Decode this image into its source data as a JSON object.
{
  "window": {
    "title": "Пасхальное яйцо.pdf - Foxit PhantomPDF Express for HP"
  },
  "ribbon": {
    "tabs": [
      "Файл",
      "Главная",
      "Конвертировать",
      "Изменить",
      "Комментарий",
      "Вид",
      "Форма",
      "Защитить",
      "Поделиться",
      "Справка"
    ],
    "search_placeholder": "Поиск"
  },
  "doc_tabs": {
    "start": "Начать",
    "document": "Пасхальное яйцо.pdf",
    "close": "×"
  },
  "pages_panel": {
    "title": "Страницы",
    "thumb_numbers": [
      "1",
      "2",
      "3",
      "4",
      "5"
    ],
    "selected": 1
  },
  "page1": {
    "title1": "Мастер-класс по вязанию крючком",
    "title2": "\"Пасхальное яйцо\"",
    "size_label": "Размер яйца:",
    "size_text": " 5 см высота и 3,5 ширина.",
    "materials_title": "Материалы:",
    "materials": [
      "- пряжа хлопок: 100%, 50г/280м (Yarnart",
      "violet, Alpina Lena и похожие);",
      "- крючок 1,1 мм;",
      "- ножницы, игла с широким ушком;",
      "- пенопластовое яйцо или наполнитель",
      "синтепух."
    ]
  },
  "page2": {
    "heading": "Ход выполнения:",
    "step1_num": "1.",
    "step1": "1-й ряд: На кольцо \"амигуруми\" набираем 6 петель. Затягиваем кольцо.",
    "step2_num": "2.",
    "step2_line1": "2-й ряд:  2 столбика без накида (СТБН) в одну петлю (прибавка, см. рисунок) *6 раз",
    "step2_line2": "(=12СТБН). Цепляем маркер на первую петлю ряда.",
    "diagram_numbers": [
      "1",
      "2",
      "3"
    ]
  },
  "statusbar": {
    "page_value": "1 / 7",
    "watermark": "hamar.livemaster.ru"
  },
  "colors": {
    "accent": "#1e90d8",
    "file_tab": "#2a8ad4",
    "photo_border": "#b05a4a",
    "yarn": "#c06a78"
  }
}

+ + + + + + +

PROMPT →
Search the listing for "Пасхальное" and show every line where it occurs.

REPLY TO THE EXERCISE →
    "title": "Пасхальное яйцо.pdf - Foxit PhantomPDF Express for HP"
    "document": "Пасхальное яйцо.pdf",
    "title2": "\"Пасхальное яйцо\"",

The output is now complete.